Element data from apps and pages:
* * *
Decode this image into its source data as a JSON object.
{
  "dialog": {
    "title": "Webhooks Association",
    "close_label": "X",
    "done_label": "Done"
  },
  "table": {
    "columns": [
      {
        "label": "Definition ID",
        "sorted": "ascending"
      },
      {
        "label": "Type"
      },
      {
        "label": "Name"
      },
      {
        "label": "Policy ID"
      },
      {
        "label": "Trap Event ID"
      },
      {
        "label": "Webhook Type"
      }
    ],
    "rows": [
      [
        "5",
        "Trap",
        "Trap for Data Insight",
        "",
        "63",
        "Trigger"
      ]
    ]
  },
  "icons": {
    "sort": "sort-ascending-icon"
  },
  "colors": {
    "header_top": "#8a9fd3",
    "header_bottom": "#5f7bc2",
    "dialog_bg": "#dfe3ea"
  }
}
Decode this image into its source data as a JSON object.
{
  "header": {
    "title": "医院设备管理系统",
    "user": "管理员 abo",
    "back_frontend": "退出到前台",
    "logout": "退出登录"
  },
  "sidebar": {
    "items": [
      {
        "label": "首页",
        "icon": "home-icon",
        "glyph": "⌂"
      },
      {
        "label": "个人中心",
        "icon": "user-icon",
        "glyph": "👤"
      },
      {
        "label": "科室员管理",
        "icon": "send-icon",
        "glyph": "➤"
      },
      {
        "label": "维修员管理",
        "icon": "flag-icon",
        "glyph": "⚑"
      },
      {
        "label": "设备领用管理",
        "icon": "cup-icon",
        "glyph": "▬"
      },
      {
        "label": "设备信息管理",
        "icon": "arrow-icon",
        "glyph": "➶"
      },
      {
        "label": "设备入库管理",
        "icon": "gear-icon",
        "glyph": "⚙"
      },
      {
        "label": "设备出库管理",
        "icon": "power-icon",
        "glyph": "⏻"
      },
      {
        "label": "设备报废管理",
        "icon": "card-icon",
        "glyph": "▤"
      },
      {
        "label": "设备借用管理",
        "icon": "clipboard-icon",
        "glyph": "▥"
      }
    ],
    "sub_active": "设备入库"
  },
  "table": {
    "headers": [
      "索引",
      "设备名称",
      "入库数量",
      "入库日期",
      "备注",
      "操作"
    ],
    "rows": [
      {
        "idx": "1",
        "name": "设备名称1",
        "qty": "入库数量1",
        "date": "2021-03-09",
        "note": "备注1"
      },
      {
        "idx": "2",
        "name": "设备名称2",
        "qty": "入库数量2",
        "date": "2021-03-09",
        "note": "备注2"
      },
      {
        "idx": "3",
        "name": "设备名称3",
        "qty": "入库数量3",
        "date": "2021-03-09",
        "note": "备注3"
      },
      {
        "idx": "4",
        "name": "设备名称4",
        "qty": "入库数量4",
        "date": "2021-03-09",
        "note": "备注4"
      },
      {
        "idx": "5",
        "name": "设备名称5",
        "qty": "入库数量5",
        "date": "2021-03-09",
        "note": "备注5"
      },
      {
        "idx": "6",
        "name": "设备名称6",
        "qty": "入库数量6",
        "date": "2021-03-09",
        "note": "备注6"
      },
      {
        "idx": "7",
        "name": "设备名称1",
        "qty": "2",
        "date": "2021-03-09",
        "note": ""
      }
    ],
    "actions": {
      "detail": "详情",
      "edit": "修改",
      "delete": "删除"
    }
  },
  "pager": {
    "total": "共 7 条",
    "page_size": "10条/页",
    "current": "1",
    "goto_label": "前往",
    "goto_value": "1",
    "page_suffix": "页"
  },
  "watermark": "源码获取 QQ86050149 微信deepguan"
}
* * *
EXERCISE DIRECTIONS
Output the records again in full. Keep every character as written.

ANSWER BOX
Decode this image into its source data as a JSON object.
{
  "dialog": {
    "title": "Webhooks Association",
    "close_label": "X",
    "done_label": "Done"
  },
  "table": {
    "columns": [
      {
        "label": "Definition ID",
        "sorted": "ascending"
      },
      {
        "label": "Type"
      },
      {
        "label": "Name"
      },
      {
        "label": "Policy ID"
      },
      {
        "label": "Trap Event ID"
      },
      {
        "label": "Webhook Type"
      }
    ],
    "rows": [
      [
        "5",
        "Trap",
        "Trap for Data Insight",
        "",
        "63",
        "Trigger"
      ]
    ]
  },
  "icons": {
    "sort": "sort-ascending-icon"
  },
  "colors": {
    "header_top": "#8a9fd3",
    "header_bottom": "#5f7bc2",
    "dialog_bg": "#dfe3ea"
  }
}
Decode this image into its source data as a JSON object.
{
  "header": {
    "title": "医院设备管理系统",
    "user": "管理员 abo",
    "back_frontend": "退出到前台",
    "logout": "退出登录"
  },
  "sidebar": {
    "items": [
      {
        "label": "首页",
        "icon": "home-icon",
        "glyph": "⌂"
      },
      {
        "label": "个人中心",
        "icon": "user-icon",
        "glyph": "👤"
      },
      {
        "label": "科室员管理",
        "icon": "send-icon",
        "glyph": "➤"
      },
      {
        "label": "维修员管理",
        "icon": "flag-icon",
        "glyph": "⚑"
      },
      {
        "label": "设备领用管理",
        "icon": "cup-icon",
        "glyph": "▬"
      },
      {
        "label": "设备信息管理",
        "icon": "arrow-icon",
        "glyph": "➶"
      },
      {
        "label": "设备入库管理",
        "icon": "gear-icon",
        "glyph": "⚙"
      },
      {
        "label": "设备出库管理",
        "icon": "power-icon",
        "glyph": "⏻"
      },
      {
        "label": "设备报废管理",
        "icon": "card-icon",
        "glyph": "▤"
      },
      {
        "label": "设备借用管理",
        "icon": "clipboard-icon",
        "glyph": "▥"
      }
    ],
    "sub_active": "设备入库"
  },
  "table": {
    "headers": [
      "索引",
      "设备名称",
      "入库数量",
      "入库日期",
      "备注",
      "操作"
    ],
    "rows": [
      {
        "idx": "1",
        "name": "设备名称1",
        "qty": "入库数量1",
        "date": "2021-03-09",
        "note": "备注1"
      },
      {
        "idx": "2",
        "name": "设备名称2",
        "qty": "入库数量2",
        "date": "2021-03-09",
        "note": "备注2"
      },
      {
        "idx": "3",
        "name": "设备名称3",
        "qty": "入库数量3",
        "date": "2021-03-09",
        "note": "备注3"
      },
      {
        "idx": "4",
        "name": "设备名称4",
        "qty": "入库数量4",
        "date": "2021-03-09",
        "note": "备注4"
      },
      {
        "idx": "5",
        "name": "设备名称5",
        "qty": "入库数量5",
        "date": "2021-03-09",
        "note": "备注5"
      },
      {
        "idx": "6",
        "name": "设备名称6",
        "qty": "入库数量6",
        "date": "2021-03-09",
        "note": "备注6"
      },
      {
        "idx": "7",
        "name": "设备名称1",
        "qty": "2",
        "date": "2021-03-09",
        "note": ""
      }
    ],
    "actions": {
      "detail": "详情",
      "edit": "修改",
      "delete": "删除"
    }
  },
  "pager": {
    "total": "共 7 条",
    "page_size": "10条/页",
    "current": "1",
    "goto_label": "前往",
    "goto_value": "1",
    "page_suffix": "页"
  },
  "watermark": "源码获取 QQ86050149 微信deepguan"
}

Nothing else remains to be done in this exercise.